The prognosis even without treatment is good as most cases of infantile seborrheic dermatitis clear within weeks. Complications include secondary bacterial or candidal infections.
Treatment for infantile seborrhea includes:
- Anti-seborrheic shampoos including alternating tar, salicyclic acid, zinc or selenium shampoos
- Loosening of the scale by mineral oil or other similar oil with scrubbing several hours later.
- Topical corticosteroids – low to medium potency, with or without sulfur or salicyclic acid
Treatment for adolescent seborrhea includes:
- Anti-seborrheic shampoos
- Calcineurin inhibitors – pimecrolimus, tacrolimus
- Topical corticosteroids
- Antifungal medication – systemic medication may be helpful with recalcitrant cases
Treatment for blepharitis (i.e. inflammation of the eyelids) includes:
- Warm water compresses
- Dilute baby shampoo or other non-irritating shampoo
- Topical antifungal medications are controversial because of the location
Questions for Further Discussion
1. How does seborrhea differ from psoriasis?
2. Is seborrhea related to atopic dermatitis?
To Learn More
To view pediatric review articles on this topic from the past year check PubMed.
Information prescriptions for patients can be found at MEDLINEplus for this topic: Dermatitis
To view current news articles on this topic check Google News.
Hurwitz S. Clinical Pediatric Dermatology. 2nd Edit.
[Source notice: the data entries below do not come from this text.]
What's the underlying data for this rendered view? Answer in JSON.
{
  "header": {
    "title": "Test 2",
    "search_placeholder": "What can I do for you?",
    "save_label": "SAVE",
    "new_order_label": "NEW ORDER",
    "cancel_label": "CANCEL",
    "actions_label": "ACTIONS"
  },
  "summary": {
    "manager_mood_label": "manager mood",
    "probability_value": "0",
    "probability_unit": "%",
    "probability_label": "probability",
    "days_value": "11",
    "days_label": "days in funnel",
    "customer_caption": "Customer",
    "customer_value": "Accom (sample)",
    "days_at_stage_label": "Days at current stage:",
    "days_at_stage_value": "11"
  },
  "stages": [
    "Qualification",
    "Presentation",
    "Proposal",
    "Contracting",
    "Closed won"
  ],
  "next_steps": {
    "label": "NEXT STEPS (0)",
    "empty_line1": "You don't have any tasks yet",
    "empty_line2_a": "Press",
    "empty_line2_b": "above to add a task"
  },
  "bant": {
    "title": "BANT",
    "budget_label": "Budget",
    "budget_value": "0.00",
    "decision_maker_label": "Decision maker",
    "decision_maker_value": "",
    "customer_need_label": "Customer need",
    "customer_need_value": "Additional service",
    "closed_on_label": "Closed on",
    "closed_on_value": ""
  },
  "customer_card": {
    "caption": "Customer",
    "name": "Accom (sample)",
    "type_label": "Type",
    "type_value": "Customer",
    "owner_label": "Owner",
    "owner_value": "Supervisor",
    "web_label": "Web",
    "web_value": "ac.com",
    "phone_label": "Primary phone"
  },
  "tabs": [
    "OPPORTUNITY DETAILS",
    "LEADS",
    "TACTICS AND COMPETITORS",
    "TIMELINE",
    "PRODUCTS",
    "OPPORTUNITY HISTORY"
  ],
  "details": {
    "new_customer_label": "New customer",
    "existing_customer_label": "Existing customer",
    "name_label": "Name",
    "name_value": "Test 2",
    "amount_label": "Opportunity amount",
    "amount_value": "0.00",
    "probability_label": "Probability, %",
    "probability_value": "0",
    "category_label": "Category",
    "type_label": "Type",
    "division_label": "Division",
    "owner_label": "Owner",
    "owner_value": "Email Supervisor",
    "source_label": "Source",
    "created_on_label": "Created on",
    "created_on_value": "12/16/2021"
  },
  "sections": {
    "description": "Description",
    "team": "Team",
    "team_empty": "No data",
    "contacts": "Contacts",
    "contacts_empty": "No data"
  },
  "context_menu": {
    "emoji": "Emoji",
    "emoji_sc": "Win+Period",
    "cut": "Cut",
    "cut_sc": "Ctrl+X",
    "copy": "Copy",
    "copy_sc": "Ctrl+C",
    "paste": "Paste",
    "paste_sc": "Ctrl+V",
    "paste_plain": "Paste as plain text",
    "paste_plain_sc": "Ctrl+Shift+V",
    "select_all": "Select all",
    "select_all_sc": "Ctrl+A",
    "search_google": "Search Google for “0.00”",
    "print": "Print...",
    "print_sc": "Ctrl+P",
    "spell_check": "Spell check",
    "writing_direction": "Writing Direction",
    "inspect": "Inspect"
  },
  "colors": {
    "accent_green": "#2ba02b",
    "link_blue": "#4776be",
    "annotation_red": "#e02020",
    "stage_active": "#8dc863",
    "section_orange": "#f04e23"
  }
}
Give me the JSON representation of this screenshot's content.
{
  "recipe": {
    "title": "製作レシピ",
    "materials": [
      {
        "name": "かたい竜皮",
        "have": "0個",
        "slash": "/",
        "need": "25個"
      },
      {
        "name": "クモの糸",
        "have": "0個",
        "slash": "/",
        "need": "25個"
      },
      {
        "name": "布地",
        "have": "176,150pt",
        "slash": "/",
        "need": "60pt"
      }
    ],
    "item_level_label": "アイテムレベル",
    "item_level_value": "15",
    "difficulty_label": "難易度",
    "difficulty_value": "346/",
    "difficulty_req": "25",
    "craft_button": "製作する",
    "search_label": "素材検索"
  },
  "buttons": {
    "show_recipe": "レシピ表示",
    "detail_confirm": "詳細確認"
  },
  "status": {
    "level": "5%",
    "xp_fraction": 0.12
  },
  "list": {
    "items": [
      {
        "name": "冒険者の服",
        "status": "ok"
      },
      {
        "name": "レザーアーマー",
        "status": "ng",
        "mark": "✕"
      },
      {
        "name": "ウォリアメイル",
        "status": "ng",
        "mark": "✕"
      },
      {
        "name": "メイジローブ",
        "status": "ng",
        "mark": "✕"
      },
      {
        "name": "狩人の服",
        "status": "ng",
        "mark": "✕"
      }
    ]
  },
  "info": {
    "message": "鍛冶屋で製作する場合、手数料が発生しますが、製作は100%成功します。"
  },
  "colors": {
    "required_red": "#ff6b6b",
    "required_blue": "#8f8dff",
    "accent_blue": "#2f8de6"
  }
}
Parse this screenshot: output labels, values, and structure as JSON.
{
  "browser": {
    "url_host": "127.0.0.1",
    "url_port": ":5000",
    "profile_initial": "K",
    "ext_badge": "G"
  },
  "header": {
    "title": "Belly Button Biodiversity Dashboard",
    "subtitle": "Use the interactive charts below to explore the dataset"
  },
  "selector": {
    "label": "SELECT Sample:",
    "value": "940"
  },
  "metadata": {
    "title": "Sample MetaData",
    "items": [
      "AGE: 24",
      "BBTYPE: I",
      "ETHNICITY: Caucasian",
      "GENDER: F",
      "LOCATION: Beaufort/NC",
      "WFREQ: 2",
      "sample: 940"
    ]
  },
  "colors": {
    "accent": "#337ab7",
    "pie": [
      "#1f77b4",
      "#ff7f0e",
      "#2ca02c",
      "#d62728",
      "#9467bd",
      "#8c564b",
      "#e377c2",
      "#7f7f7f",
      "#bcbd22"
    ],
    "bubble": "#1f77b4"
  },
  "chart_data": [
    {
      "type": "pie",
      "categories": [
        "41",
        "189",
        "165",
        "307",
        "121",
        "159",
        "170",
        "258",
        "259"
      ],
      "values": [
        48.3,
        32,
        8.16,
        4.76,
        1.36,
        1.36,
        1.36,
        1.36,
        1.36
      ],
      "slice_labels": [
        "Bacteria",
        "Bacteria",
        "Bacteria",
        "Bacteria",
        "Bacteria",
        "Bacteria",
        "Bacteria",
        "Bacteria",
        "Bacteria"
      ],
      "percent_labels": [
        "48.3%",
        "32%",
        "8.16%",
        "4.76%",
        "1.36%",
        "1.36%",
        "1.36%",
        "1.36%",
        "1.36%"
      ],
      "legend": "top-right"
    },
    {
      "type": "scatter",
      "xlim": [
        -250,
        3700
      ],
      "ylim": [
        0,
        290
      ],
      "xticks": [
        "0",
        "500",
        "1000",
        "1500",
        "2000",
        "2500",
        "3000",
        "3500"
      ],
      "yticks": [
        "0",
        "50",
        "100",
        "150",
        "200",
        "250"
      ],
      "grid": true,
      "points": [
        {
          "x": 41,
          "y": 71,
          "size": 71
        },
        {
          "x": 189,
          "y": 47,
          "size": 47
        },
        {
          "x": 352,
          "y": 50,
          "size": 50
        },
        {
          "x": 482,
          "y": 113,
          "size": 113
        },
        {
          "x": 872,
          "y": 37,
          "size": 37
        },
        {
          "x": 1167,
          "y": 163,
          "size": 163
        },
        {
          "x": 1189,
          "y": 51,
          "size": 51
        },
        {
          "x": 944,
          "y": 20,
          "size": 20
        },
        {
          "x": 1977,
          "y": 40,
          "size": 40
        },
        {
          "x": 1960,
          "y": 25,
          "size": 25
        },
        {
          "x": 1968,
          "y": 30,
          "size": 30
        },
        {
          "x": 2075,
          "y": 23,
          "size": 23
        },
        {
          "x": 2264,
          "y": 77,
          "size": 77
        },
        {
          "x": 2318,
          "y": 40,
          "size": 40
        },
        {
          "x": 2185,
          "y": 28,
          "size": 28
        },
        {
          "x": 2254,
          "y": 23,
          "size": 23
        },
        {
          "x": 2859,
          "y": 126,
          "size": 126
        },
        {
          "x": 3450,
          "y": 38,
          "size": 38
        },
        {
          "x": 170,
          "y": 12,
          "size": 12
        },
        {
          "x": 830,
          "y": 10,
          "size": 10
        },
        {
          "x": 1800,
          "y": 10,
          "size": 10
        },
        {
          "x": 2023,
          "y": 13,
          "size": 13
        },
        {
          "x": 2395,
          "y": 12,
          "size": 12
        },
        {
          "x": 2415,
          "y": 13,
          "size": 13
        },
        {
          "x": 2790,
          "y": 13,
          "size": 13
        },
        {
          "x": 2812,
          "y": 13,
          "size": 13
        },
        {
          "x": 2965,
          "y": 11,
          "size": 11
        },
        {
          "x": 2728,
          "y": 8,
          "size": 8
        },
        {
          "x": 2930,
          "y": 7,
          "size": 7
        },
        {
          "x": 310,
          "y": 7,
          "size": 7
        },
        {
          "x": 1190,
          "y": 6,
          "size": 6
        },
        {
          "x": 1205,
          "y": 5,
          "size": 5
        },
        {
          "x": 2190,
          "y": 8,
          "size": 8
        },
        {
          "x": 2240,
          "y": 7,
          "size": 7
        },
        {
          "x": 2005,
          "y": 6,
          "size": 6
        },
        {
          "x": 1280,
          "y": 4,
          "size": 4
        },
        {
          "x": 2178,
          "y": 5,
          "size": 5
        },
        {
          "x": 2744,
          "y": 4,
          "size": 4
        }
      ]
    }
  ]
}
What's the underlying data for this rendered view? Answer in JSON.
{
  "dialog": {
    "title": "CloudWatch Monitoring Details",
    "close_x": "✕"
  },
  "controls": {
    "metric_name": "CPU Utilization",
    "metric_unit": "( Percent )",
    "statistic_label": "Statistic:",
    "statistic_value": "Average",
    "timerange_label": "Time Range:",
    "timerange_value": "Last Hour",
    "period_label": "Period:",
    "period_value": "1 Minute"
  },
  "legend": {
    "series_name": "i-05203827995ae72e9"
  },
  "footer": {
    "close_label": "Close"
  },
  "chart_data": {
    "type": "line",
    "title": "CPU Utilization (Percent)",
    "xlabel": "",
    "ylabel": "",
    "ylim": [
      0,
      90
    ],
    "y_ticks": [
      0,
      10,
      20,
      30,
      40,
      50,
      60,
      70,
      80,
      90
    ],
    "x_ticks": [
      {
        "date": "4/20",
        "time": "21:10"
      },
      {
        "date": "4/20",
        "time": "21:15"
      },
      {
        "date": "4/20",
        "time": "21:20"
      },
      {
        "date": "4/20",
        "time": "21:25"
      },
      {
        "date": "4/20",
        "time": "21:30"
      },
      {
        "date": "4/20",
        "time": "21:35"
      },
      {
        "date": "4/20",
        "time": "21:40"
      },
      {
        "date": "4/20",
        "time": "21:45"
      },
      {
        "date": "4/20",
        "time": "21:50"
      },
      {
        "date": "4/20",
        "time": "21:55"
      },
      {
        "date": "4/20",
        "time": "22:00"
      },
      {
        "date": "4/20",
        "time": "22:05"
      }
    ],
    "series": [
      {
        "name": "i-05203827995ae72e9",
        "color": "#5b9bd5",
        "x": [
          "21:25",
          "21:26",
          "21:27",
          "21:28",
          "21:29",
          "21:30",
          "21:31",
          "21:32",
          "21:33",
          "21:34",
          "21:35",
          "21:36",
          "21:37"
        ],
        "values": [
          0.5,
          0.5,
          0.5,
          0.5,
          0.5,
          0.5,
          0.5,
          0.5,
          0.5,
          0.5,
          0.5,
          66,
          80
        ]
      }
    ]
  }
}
WB Saunders Co. Philadelphia PA. 1993;62-63.
Selden S. Seborrheic Dermatitis. eMedicine.
Available from the Internet at http://www.emedicine.com/derm/topic396.htm (rev. 9/13/05, cited 11/23/05).
ACGME Competencies Highlighted by Case
1. When interacting with patients and their families, the health care professional communicates effecively and demonstrates caring and respectful behaviors.
2. Essential and accurate information about the patients is gathered.
3. Informed decisions about diagnostic and therapeutic interventions based on patient information and preferences, up-to-date scientific evidence, and clinical judgment is made.
4. Patient management plans are developed and carried out.
5. Patients and their families are counseled and educated.
9. Patient-focused case is provided by working with health care professionals, including those from other disciplines.
11. Basic and clinically supportive sciences appropriate to their discipline are known and applied.
24. Cost-effective health care and resource allocation that does not compromise quality of care is practiced.
Donna M. D’Alessandro, MD
Associate Professor of Pediatrics, Children’s Hospital of Iowa
January 17, 2006